Here is the problem some couples will run into…not all states recognize legal separation. If your state doesn’t recognize legal separation you will need to file for a divorce.

Once you file for divorce and come to terms as far as what is written into the agreement you got to court. Going to court is necessary because a judge will have to sign the agreement for it to become, “legal.”

Once a judge signs the agreement, you will have a “ temporary court order.” This temporary order will outline the responsibilities of each party during the time of separation and before the divorce is final. If you do not want to move ahead with the divorce you can request that your divorce attorney put the divorce on hold. In the meantime, thanks to the temporary court order you will have the same legal protections that couples who live in states that recognize legal separation have.

 

Below are 8 reasons you should consider a legal separation agreement:

 

1. If there is high conflict and you are your spouse are unable to engage in healthy communication a legal separation agreement will define what is expected of you both during the period of separation.

Having this defined will go a long way in keeping down the need for communication and further conflict. 

2. If you don’t trust your spouse to live up to verbal agreements the two of you make together a legal separation agreement, one signed and witnessed by either a judge or 3rd party can be used in court should your spouse not live up to any part of the agreement.

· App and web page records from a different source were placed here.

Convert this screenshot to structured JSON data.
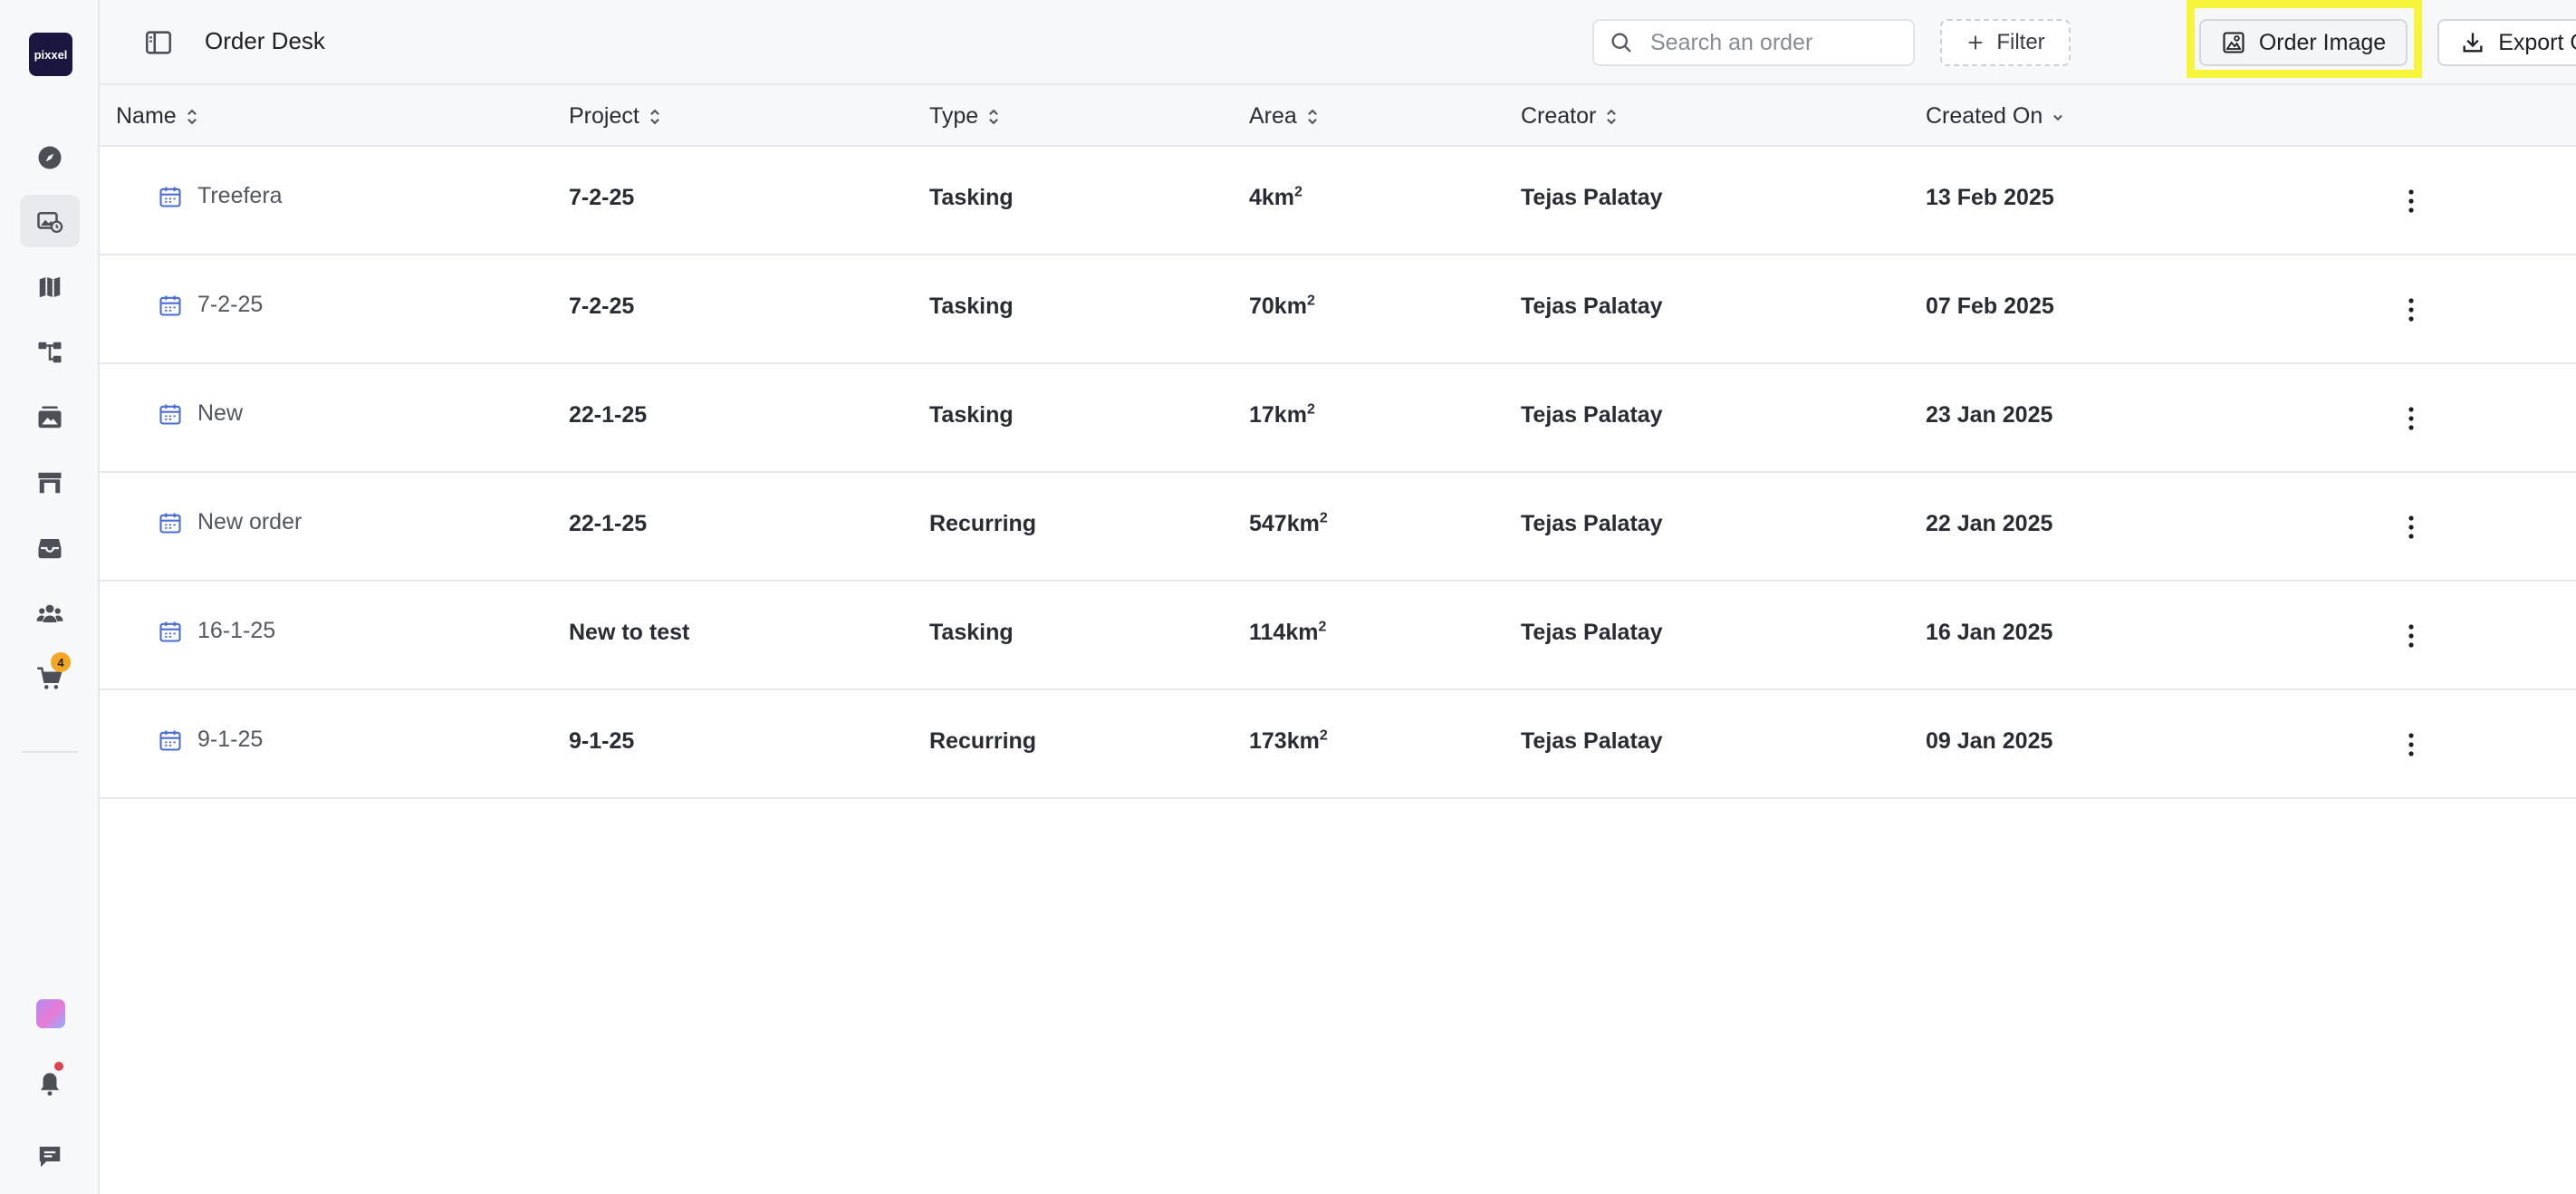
{
  "brand": {
    "logo_text": "pixxel"
  },
  "sidebar": {
    "items": [
      {
        "icon": "compass-icon",
        "label": "Explore",
        "active": false
      },
      {
        "icon": "image-order-icon",
        "label": "Order Desk",
        "active": true
      },
      {
        "icon": "map-icon",
        "label": "Maps",
        "active": false
      },
      {
        "icon": "workflow-icon",
        "label": "Workflows",
        "active": false
      },
      {
        "icon": "gallery-icon",
        "label": "Images",
        "active": false
      },
      {
        "icon": "store-icon",
        "label": "Store",
        "active": false
      },
      {
        "icon": "archive-icon",
        "label": "Archive",
        "active": false
      },
      {
        "icon": "team-icon",
        "label": "Team",
        "active": false
      },
      {
        "icon": "cart-icon",
        "label": "Cart",
        "active": false,
        "badge": "4"
      }
    ],
    "bottom": [
      {
        "icon": "gradient-app-icon"
      },
      {
        "icon": "bell-icon"
      },
      {
        "icon": "chat-icon"
      }
    ]
  },
  "header": {
    "title": "Order Desk",
    "search_placeholder": "Search an order",
    "filter_label": "Filter",
    "order_image_label": "Order Image",
    "export_label": "Export Orders"
  },
  "table": {
    "columns": [
      "Name",
      "Project",
      "Type",
      "Area",
      "Creator",
      "Created On"
    ],
    "area_superscript": "2",
    "rows": [
      {
        "name": "Treefera",
        "project": "7-2-25",
        "type": "Tasking",
        "area": "4km",
        "creator": "Tejas Palatay",
        "created_on": "13 Feb 2025"
      },
      {
        "name": "7-2-25",
        "project": "7-2-25",
        "type": "Tasking",
        "area": "70km",
        "creator": "Tejas Palatay",
        "created_on": "07 Feb 2025"
      },
      {
        "name": "New",
        "project": "22-1-25",
        "type": "Tasking",
        "area": "17km",
        "creator": "Tejas Palatay",
        "created_on": "23 Jan 2025"
      },
      {
        "name": "New order",
        "project": "22-1-25",
        "type": "Recurring",
        "area": "547km",
        "creator": "Tejas Palatay",
        "created_on": "22 Jan 2025"
      },
      {
        "name": "16-1-25",
        "project": "New to test",
        "type": "Tasking",
        "area": "114km",
        "creator": "Tejas Palatay",
        "created_on": "16 Jan 2025"
      },
      {
        "name": "9-1-25",
        "project": "9-1-25",
        "type": "Recurring",
        "area": "173km",
        "creator": "Tejas Palatay",
        "created_on": "09 Jan 2025"
      }
    ]
  },
  "colors": {
    "highlight": "#f6f53c",
    "logo_bg": "#1a1640",
    "badge": "#f5a623",
    "calendar_icon": "#4a6cd4",
    "notification_dot": "#e0424e"
  }
}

A verbal agreement is not a legal contract and you have no protection should one or the other spouse, stray from any verbal agreements. 

3. If you have children and want child support. You can’t enforce the payment of child support without a legal court order. If your state recognizes legal separation, child support can be calculated according to your state's child support guidelines and become part of your legal separation agreement. 

4. If you have children and need to set up a visitation schedule. This is imperative! A legal separation agreement can, not only, define a visitation schedule but, also  who has access to the children when in your spouse's custody, where your children reside when not in your custody and whether or not your children can travel without your consent. A legal separation agreement is your first line of defense when it comes to protecting your parental rights. 

5. If you are a non-working spouse and have a need for spousal support. Once again, this can’t be enforced without a legal court order, you will need a legal separation agreement to define how much support will be paid and on what date.

6. You will need to come to an agreement on who pays what bills. If you own a home, a legal separation agreement is imperative to keep from falling behind on mortgage payments.

And, who pays car payments, car insurance premiums, the light bill and so forth. 

7. You need to take into consideration issues such as health insurance. Who will maintain coverage, who will be covered and, who will pay out of pocket expenses if a child or either spouse becomes ill?

8. There is also the issue of cohabitation. Should your child be exposed to another man/woman spending the night at your spouse’s home during the period of separation? If you don't want your child exposed to a steady stream of incoming and outgoing boyfriends and girlfriends, a legal separation agreement is a great way to protect them. 

In most cases, a legal separation is a prelude to divorce. Divorce is more likely to be riddled with conflict than to be amicable. The longer you are separated the more intense the conflict may become.

If that is the situation, you want a legal separation agreement or temporary court order that will cover all the bases and protect your legal rights should you divorce.